I created a four day animation of the complicated West Coast trough (large-scale storm system) that spit out a couple different waves of low pressure that included wind gusts along the CA and OR coasts over 70 mph and very heavy rainfall. The main highlight of this animation is the Vaisala GLD-360 30-minute accumulated lightning that is overlaid on the infrared satellite image where you can see multiple lightning pulses in the frontal bands, then a secondary area in the cold-air cumulus under the cold-core upper lows. It is interesting to observe how the lightning diminishes in frequency as the convective elements move into the near-shore waters. Can anyone guess as to why this occurs?
On the Atlantic side, a storm rapidly intensified as it passed just east of New Foundland overnight. The SEVIRI RGB Air Mass animation above shows this evolution with the Vaisala GLD-360 15-minute lightning accumulation overlaid to get a better idea of how the convection evolved along the cold front east of Bermuda. The main highlight in this imagery is the intense pinks/reds that are indicative of a significant stratospheric intrusion. This intrusion originates farther west over Quebec and moved towards the developing potential vorticity (PV) anomaly that was moving offshore of New England and Nova Scotia. This interaction led to explosive cyclogenesis in the Northwest Atlantic with the storm deepening from 995 mb at 12z on 11/29/12 to 950 mb at 12z on 11/30/12. That qualifies as a cyclonic “bomb” dropping 45 mb in 24 hours south of 60N! Very impressive!
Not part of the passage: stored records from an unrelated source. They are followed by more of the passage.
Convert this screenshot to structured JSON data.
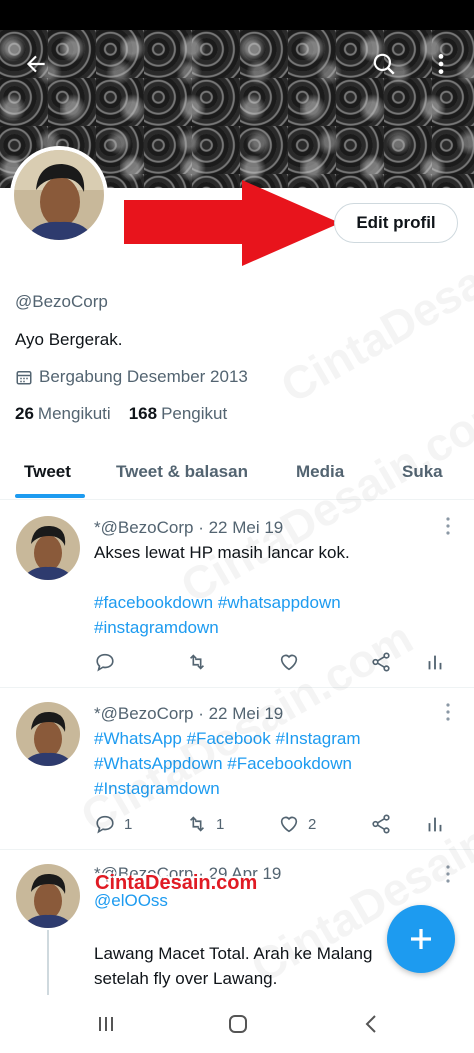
{
  "profile": {
    "handle": "@BezoCorp",
    "bio": "Ayo Bergerak.",
    "joined": "Bergabung Desember 2013",
    "following_count": "26",
    "following_label": "Mengikuti",
    "followers_count": "168",
    "followers_label": "Pengikut",
    "edit_label": "Edit profil"
  },
  "tabs": [
    "Tweet",
    "Tweet & balasan",
    "Media",
    "Suka"
  ],
  "tweets": [
    {
      "header": "*@BezoCorp · 22 Mei 19",
      "text": "Akses lewat HP masih lancar kok.",
      "tags_line1": "#facebookdown #whatsappdown",
      "tags_line2": "#instagramdown",
      "replies": "",
      "retweets": "",
      "likes": ""
    },
    {
      "header": "*@BezoCorp · 22 Mei 19",
      "tags_line1": "#WhatsApp #Facebook #Instagram",
      "tags_line2": "#WhatsAppdown #Facebookdown",
      "tags_line3": "#Instagramdown",
      "replies": "1",
      "retweets": "1",
      "likes": "2"
    },
    {
      "header": "*@BezoCorp · 29 Apr 19",
      "mention": "@elOOss",
      "text_line1": "Lawang Macet Total. Arah ke Malang",
      "text_line2": "setelah fly over Lawang."
    }
  ],
  "watermark_logo": "CintaDesain.com",
  "watermark_text": "CintaDesain.com",
  "colors": {
    "accent": "#1d9bf0",
    "arrow": "#e8141c",
    "text": "#0f1419",
    "muted": "#536471"
  }
}
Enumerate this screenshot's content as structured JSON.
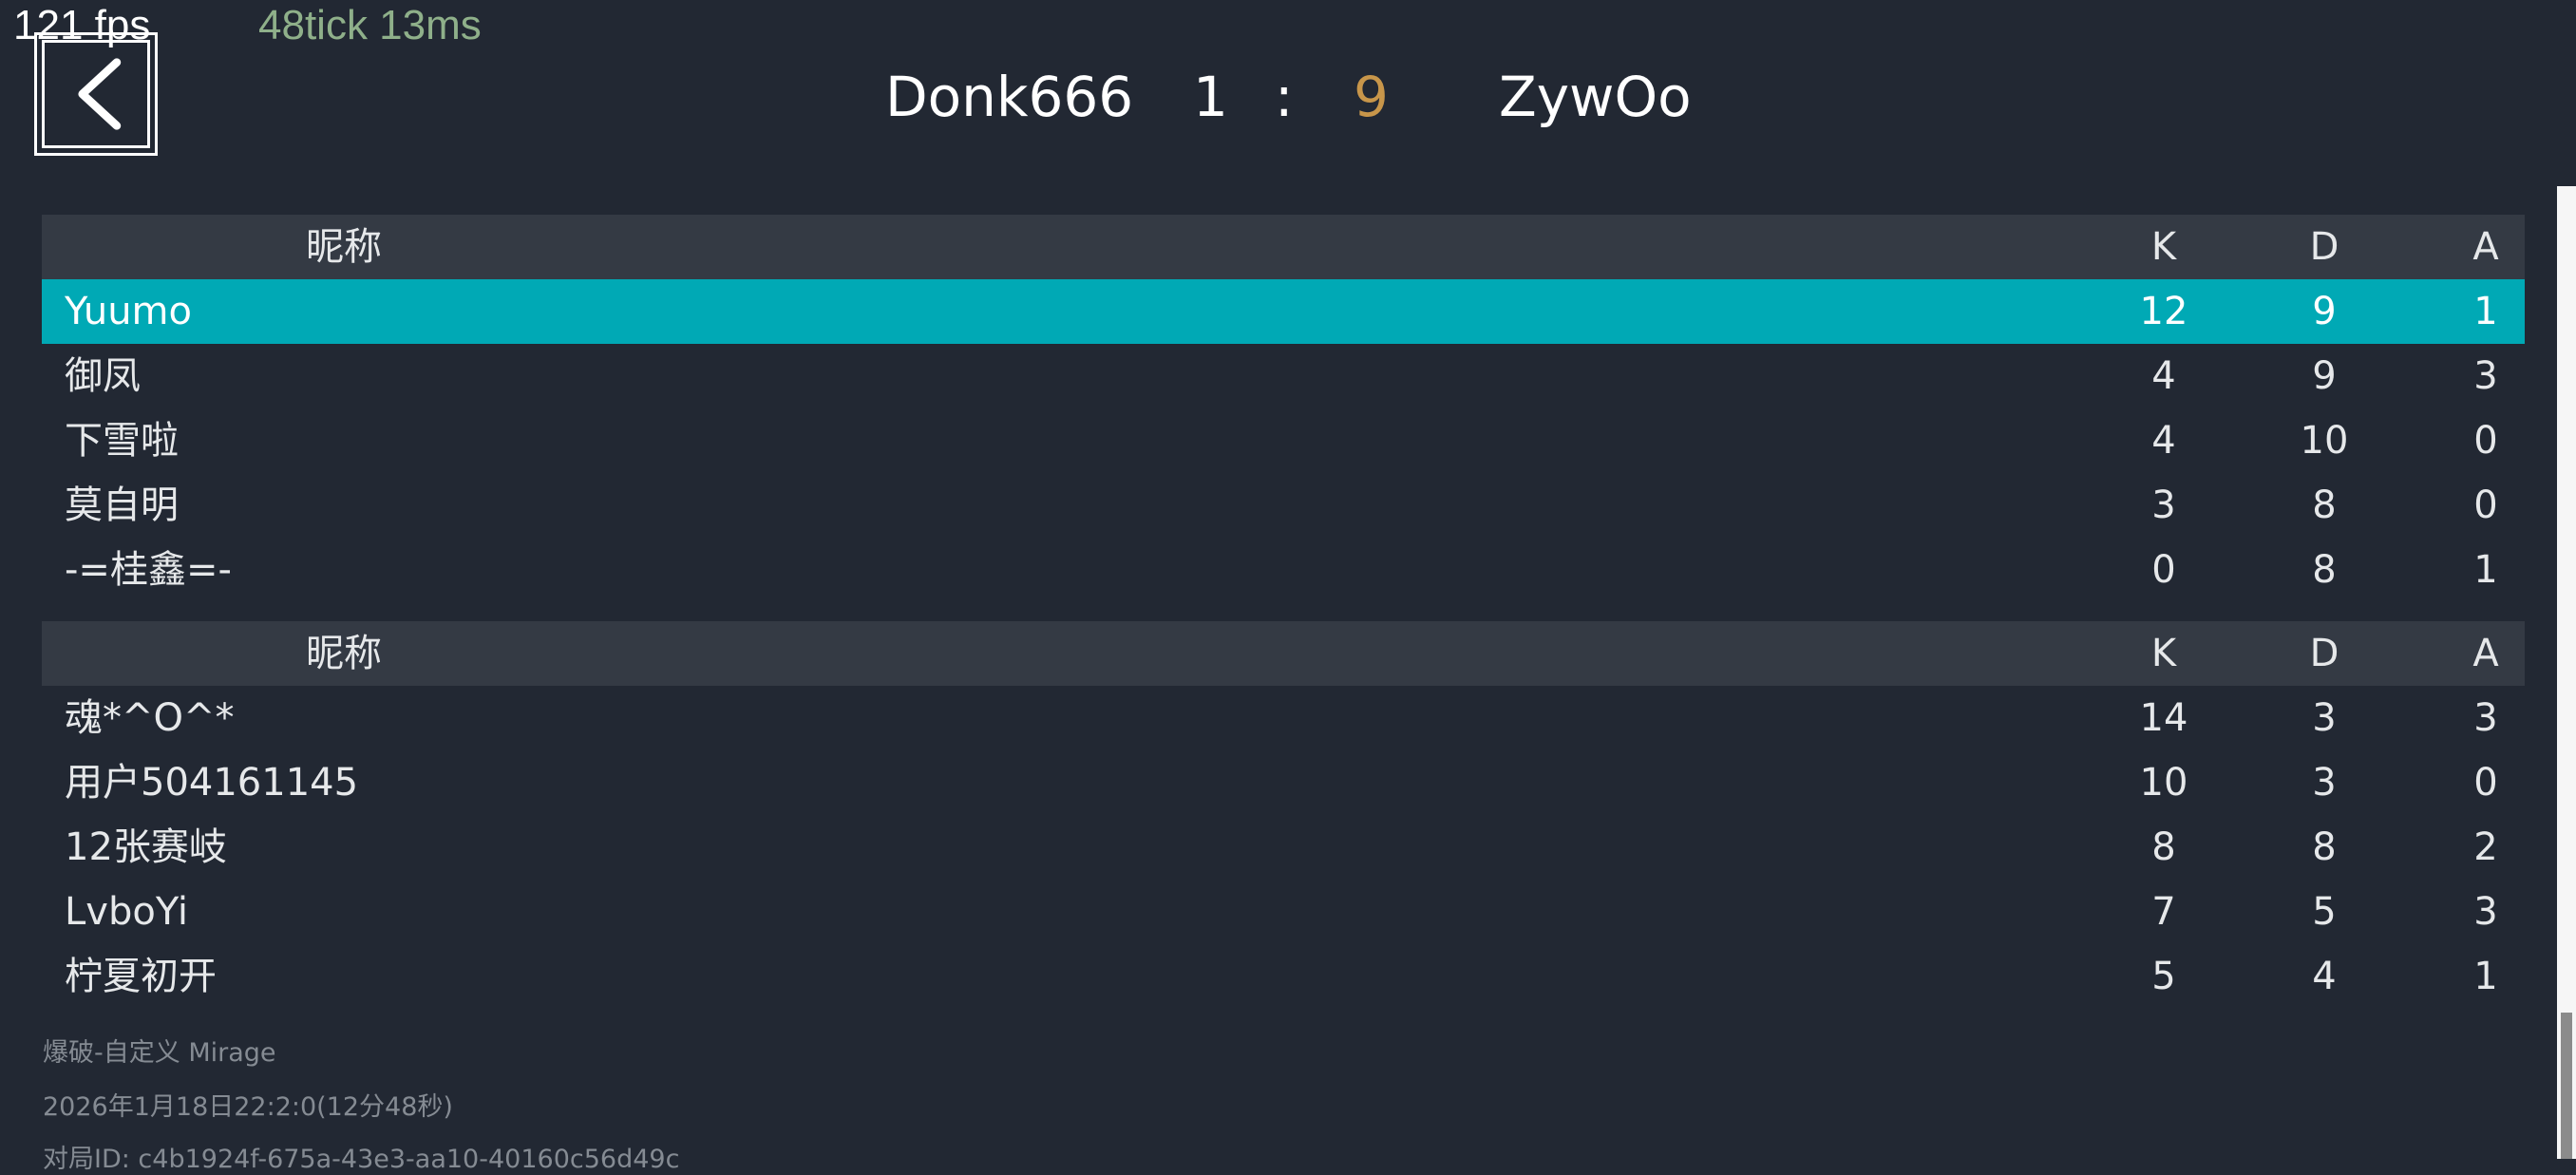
{
  "debug": {
    "fps": "121 fps",
    "tick": "48tick 13ms"
  },
  "icons": {
    "back": "chevron-left-icon"
  },
  "colors": {
    "background": "#222833",
    "header_row": "#343a44",
    "selected_row": "#00a9b5",
    "score_highlight": "#c8964a"
  },
  "match": {
    "team_left": "Donk666",
    "score_left": "1",
    "separator": ":",
    "score_right": "9",
    "team_right": "ZywOo"
  },
  "table1": {
    "header": {
      "name": "昵称",
      "k": "K",
      "d": "D",
      "a": "A"
    },
    "rows": [
      {
        "name": "Yuumo",
        "k": "12",
        "d": "9",
        "a": "1",
        "selected": true
      },
      {
        "name": "御凤",
        "k": "4",
        "d": "9",
        "a": "3"
      },
      {
        "name": "下雪啦",
        "k": "4",
        "d": "10",
        "a": "0"
      },
      {
        "name": "莫自明",
        "k": "3",
        "d": "8",
        "a": "0"
      },
      {
        "name": "-=桂鑫=-",
        "k": "0",
        "d": "8",
        "a": "1"
      }
    ]
  },
  "table2": {
    "header": {
      "name": "昵称",
      "k": "K",
      "d": "D",
      "a": "A"
    },
    "rows": [
      {
        "name": "魂*^O^*",
        "k": "14",
        "d": "3",
        "a": "3"
      },
      {
        "name": "用户504161145",
        "k": "10",
        "d": "3",
        "a": "0"
      },
      {
        "name": "12张赛岐",
        "k": "8",
        "d": "8",
        "a": "2"
      },
      {
        "name": "LvboYi",
        "k": "7",
        "d": "5",
        "a": "3"
      },
      {
        "name": "柠夏初开",
        "k": "5",
        "d": "4",
        "a": "1"
      }
    ]
  },
  "info": {
    "mode": "爆破-自定义 Mirage",
    "datetime": "2026年1月18日22:2:0(12分48秒)",
    "match_id": "对局ID: c4b1924f-675a-43e3-aa10-40160c56d49c"
  }
}
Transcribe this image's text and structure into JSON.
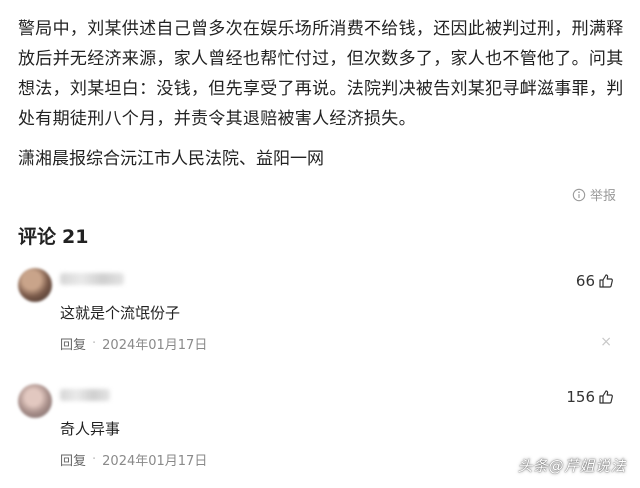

To further demonstrate this storm’s power, I have overlaid the ASCAT high resolution winds on the Air Mass image to show how close the surface winds match up to the red-coloring associated with the stratospheric drying. The highest winds observed in this image are near the tip of southern Greenland (coincidentally called the “Tip Jet”) where ASCAT picked up winds near 65 knots or 75 mph. The larger area of brown with some embedded dark red wind barbs are winds of 50-60 knots (58-70 mph). Notice the large gap in ASCAT coverage in the eastern quadrant of the cyclone. It is quite possible that this area is experiencing winds in excess 60-65 knots!
The final image of this post is the 20z AIRS pass showing the higher concentrations of stratospheric ozone especially closer to the source region for this particular intrusion. I would expect to see much more ozone farther east, but the largest concentration of greater than 350 Dobson Units is sitting over eastern Quebec and New Foundland, which would indicate to me that this system is still maturing.
Considering the relative lack of interesting weather across the lower 48, the Pacific and Atlantic basins are quite active, keeping the forecasters at OPC quite busy over the next few days. Thanks for reading!